Can I buy a vacation home with a USDA loan?
USDA loans are intended for the purchase of a primary residence. This type of housing loan cannot be used to purchase a second home.
Can I buy a condo or townhome with a USDA loan?
Yes, however, the lender has to confirm that the condo or townhome meets FHA, Fannie Mae, Freddie Mac or VA requirements. The lender assumes a lot of liability by certifying that a condo project meets these requirements, so they may not be willing to approve a USDA loan for a condo or townhome.
Can I buy a manufactured home with a USDA loan?
USDA typically allows buyers to purchase new manufactured homes only. While pre-existing manufactured homes are typically not allowed, they may be acceptable if the current owner has a USDA home loan on the property. Ask your real estate agent for this information.
New manufactured homes must meet certain thermal performance standards and be permanently affixed to a foundation. It also must have a minimum living space of 400 square feet. A buyer who is interested in a manufactured/mobile home should check with their real estate agent and lender about whether the home is USDA-eligible.

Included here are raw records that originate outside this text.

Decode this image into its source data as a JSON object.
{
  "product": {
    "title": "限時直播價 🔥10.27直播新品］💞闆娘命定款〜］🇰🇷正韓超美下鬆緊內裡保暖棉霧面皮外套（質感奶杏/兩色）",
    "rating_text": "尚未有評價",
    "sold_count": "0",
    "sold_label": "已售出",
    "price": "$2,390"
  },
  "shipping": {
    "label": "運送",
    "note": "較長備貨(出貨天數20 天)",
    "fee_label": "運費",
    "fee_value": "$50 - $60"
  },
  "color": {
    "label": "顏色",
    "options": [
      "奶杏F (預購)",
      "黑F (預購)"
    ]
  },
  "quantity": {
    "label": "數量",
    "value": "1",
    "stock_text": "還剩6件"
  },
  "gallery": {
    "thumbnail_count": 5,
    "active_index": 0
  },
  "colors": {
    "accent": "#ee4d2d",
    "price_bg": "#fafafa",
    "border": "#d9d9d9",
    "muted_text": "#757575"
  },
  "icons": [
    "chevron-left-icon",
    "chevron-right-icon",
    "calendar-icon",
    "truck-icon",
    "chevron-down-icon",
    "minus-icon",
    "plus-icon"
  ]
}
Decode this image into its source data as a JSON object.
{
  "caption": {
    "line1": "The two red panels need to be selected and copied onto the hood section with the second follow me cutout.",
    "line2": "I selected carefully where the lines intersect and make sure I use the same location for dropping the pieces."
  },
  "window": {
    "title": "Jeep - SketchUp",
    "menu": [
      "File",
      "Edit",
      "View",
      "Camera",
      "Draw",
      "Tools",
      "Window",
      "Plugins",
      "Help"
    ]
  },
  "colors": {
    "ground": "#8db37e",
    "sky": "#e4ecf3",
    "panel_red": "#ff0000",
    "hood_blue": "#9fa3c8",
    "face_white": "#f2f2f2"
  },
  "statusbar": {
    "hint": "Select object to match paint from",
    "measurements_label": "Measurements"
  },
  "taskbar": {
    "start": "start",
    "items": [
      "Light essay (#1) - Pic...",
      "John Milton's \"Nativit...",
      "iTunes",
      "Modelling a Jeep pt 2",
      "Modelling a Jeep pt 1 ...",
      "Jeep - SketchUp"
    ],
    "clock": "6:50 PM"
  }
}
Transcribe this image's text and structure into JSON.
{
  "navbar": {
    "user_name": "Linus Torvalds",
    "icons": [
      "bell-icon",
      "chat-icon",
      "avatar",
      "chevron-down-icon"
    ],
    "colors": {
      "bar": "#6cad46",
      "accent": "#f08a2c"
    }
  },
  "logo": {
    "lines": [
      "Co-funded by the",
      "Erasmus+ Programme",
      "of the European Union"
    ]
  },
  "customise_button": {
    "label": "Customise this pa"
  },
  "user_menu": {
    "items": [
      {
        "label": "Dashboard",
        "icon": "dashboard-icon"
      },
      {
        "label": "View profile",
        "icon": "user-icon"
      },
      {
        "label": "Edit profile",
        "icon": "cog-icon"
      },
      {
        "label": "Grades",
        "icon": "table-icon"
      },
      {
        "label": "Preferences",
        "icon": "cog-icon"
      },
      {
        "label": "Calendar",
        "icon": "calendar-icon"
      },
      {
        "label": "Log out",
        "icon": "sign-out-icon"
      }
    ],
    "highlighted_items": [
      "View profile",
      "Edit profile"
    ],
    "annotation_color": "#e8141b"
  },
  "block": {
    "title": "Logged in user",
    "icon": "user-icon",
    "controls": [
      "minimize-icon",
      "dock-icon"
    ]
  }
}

Are USDA home loans only for first-time homebuyers?
No. Buyers who have purchased before may use the USDA program. However, borrowers usually have to sell their current home or prove it’s either too far away from their work or otherwise is no longer suitable.
Does USDA allow gifts to help with closing costs?
Yes. Gifts can be used provided they are from a relative, charitable organization, government entity, or nonprofit. In some cases, a gift from a friend can be used if proof of the relationship prior to the loan transaction can be established. Applicants receiving a gift will need to complete USDA’s gift letter form. Download the form here.
What’s the minimum credit score allowed for a USDA loan?
USDA grants the highest approval levels to those with a 660 score and above, but the USDA’s recommended minimum credit score is 640.
I have no credit. Can I get a USDA loan?
Borrowers who don’t have an established credit history may be able to qualify for a USDA loan. At least 4 non-traditional sources will be needed, such as:
- Rental history
- Utility payment records
- Insurance payments
Can I finance my funding fee even though my LTV will be more than 100%?
USDA does not consider the Guarantee Fee as part of its loan-to-value (LTV). So in essence, USDA allows for an LTV of a little over 101%.
Why doesn’t every buyer use the USDA home loan program?
Most homebuyers would prefer to do a USDA loan, but perhaps the areas in which they are looking are not USDA-eligible. Larger urban and surrounding areas are not eligible, since the point of the program is to encourage rural development. Still, a surprising number of developed suburban areas are still eligible.
USDA home loan rates are low and free quotes are available now. Check your eligibility for this program and find out about USDA-eligible areas near you. Complete a short online request form to get started.